Ezrat Avot was started by Rabbi Shlomo Gamliel z”l in 1976 when he was 106 years old. The organization is currently renting space in Mea Sheraim as it transitions from its first building that it sold to its new facility that will be a one stop shop for Jerusalem’s elderly. Every Thursday I and some other Pardes students (shout out to Ben Friedman and Hannah Joy) pack bags of dried foodstuffs for about 80 families in need of food. Some times we also help bake. Ezrat Avot also Continue reading

[PCJE Dvar Torah] Pillars of New Homes
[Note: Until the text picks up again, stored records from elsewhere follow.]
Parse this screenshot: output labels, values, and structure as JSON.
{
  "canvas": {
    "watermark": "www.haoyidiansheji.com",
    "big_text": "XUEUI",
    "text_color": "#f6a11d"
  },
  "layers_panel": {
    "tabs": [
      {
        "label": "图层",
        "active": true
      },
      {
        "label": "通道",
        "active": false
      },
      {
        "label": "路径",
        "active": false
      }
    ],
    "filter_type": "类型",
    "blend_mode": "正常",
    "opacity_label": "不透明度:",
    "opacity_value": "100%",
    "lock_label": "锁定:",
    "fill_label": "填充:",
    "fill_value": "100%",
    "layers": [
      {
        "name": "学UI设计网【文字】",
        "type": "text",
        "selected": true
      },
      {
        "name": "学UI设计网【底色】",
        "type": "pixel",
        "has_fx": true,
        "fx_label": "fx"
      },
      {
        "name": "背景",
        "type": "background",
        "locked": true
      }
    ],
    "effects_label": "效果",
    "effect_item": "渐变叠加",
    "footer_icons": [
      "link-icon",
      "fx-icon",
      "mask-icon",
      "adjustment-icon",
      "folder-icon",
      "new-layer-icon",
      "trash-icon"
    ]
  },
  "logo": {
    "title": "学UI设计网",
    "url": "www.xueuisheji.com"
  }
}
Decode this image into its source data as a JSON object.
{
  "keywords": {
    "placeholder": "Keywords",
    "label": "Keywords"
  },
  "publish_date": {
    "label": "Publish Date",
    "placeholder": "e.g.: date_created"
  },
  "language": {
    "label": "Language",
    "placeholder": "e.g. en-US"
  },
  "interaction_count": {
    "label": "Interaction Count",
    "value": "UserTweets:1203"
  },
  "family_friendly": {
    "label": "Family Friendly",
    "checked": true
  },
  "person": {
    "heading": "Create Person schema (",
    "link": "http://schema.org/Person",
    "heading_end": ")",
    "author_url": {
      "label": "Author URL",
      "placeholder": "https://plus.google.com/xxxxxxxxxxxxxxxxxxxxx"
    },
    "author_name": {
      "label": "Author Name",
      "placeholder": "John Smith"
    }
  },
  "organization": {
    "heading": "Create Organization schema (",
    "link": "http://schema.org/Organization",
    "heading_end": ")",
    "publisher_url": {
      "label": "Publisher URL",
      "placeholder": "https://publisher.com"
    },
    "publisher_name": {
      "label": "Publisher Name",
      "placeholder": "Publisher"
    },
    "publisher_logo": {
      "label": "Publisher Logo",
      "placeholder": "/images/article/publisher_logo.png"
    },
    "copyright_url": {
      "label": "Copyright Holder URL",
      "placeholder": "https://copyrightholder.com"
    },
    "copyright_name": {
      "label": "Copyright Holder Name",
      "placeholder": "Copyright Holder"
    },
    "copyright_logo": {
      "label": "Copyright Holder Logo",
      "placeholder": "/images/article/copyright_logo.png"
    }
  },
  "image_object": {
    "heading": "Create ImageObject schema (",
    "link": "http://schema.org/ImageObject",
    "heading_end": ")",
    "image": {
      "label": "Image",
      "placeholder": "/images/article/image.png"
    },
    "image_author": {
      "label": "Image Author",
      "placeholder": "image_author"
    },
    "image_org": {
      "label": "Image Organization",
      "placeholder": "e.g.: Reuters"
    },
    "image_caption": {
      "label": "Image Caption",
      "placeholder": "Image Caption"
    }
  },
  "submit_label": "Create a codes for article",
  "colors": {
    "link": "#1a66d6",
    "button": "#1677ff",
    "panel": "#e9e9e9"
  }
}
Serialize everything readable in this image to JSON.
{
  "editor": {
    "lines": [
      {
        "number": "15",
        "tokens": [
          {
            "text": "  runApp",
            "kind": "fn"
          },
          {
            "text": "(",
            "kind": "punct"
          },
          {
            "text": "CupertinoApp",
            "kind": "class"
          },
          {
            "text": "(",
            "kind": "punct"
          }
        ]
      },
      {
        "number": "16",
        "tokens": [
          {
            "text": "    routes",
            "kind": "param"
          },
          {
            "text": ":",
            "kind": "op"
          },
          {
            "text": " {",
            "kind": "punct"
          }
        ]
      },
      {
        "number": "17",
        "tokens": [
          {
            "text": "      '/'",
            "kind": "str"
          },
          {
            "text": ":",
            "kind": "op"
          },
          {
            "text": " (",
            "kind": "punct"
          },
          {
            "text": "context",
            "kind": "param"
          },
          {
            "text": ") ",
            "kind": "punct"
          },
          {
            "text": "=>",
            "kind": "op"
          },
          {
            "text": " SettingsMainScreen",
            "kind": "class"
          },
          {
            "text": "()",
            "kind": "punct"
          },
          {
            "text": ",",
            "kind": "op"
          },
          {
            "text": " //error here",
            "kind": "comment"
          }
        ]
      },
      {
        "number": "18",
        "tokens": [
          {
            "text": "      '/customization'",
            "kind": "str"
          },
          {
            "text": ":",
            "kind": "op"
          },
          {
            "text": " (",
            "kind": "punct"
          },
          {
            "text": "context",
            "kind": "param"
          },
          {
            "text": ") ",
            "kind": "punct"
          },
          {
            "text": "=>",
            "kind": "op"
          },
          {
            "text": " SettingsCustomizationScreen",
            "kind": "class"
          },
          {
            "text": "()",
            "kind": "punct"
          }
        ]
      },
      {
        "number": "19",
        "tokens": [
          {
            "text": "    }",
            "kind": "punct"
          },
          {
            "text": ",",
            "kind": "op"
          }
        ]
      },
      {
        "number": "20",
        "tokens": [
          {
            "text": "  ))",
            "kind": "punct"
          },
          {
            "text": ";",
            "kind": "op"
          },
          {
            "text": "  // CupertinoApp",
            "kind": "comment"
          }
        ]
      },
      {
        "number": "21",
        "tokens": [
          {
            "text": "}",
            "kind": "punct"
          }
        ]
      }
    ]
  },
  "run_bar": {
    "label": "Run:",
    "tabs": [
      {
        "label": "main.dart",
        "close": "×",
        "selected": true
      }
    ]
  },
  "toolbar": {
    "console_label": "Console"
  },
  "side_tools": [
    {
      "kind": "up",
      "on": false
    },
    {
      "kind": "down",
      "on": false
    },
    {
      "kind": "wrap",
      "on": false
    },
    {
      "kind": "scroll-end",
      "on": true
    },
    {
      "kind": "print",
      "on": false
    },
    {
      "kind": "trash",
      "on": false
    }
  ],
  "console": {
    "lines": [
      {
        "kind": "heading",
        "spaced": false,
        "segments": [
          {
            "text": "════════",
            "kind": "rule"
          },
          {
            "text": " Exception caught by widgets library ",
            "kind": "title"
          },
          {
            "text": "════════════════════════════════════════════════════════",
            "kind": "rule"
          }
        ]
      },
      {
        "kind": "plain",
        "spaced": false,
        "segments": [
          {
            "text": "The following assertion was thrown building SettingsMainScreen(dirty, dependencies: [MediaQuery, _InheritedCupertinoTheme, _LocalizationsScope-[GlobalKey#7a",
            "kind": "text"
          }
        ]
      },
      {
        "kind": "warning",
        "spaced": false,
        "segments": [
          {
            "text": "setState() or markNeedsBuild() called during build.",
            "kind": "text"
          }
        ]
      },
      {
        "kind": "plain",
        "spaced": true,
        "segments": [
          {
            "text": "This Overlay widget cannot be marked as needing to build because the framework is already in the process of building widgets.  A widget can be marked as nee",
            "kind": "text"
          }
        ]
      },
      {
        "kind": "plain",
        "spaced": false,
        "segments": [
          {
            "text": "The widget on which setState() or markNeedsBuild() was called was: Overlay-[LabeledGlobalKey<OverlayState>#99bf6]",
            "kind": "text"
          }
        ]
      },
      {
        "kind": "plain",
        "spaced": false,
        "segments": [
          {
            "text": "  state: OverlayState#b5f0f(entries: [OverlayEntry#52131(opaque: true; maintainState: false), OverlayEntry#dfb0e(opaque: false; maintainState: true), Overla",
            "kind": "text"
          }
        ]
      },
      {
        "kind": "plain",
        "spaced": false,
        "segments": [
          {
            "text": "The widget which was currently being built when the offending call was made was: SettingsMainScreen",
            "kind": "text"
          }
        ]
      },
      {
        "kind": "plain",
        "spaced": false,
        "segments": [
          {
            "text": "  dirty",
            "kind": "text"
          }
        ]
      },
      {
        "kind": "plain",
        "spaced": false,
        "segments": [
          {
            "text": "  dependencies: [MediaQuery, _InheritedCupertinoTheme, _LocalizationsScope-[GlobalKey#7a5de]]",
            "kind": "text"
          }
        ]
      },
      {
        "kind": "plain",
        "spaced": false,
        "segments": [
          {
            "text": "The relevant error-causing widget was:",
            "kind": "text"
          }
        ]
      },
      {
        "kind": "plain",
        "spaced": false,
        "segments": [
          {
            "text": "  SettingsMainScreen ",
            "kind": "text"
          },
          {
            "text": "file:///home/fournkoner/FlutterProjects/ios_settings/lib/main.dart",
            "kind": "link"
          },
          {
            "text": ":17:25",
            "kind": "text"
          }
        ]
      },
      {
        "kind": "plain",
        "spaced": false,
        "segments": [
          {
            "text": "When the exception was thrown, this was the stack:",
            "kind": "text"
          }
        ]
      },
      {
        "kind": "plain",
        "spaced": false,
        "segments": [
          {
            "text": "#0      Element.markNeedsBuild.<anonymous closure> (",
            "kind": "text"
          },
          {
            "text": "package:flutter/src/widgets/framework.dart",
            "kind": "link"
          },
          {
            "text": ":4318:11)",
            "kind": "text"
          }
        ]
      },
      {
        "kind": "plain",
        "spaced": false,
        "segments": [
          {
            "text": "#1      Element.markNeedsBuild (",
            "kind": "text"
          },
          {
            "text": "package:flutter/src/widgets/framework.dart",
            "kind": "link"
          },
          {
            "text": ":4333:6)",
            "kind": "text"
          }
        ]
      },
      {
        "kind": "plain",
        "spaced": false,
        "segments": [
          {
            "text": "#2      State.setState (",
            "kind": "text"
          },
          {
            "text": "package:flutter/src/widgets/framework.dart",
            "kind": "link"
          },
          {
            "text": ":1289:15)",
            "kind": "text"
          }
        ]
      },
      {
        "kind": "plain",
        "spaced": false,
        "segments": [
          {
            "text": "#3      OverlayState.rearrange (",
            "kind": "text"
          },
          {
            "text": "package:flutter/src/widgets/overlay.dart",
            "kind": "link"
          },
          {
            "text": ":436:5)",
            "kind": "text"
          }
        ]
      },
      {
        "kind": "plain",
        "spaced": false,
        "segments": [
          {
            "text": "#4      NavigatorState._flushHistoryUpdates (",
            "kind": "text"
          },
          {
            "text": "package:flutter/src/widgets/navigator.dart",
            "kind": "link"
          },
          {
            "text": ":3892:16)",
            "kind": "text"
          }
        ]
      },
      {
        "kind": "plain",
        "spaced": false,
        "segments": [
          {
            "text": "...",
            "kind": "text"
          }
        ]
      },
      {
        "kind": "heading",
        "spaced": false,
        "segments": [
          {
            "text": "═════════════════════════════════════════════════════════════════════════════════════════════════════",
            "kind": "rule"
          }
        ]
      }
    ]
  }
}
josper“I’m not totally sure what the appropriate response is” was all that I could come up with in the moment. How could I effectively convey my feelings towards my friend, who had just informed me that she was going to be moving halfway across the country? While moving to new cities has become a way of life for me over the past few years (I am working on my fourth city in four years), I also am in an entirely different place from my friend. My primary concerns in moving to a new city are finding an apartment, furniture and a community to make my own. My friend, on the other hand, is now in the position of uprooting a family, enrolling her kids in a new school and summer camps, figuring out how her husband will be able to keep his current job while being with his family, etc. Many of us in the Pardes community are in a similar position to me right now; anticipating moving to a new city and towards the adventure of becoming part of a new community. Some of us have additional considerations which make such a move more difficult than others, but hopefully all of us recognize that challenges will come with making such drastic changes in our daily life. How do we find the blessings that come with such challenges? Continue reading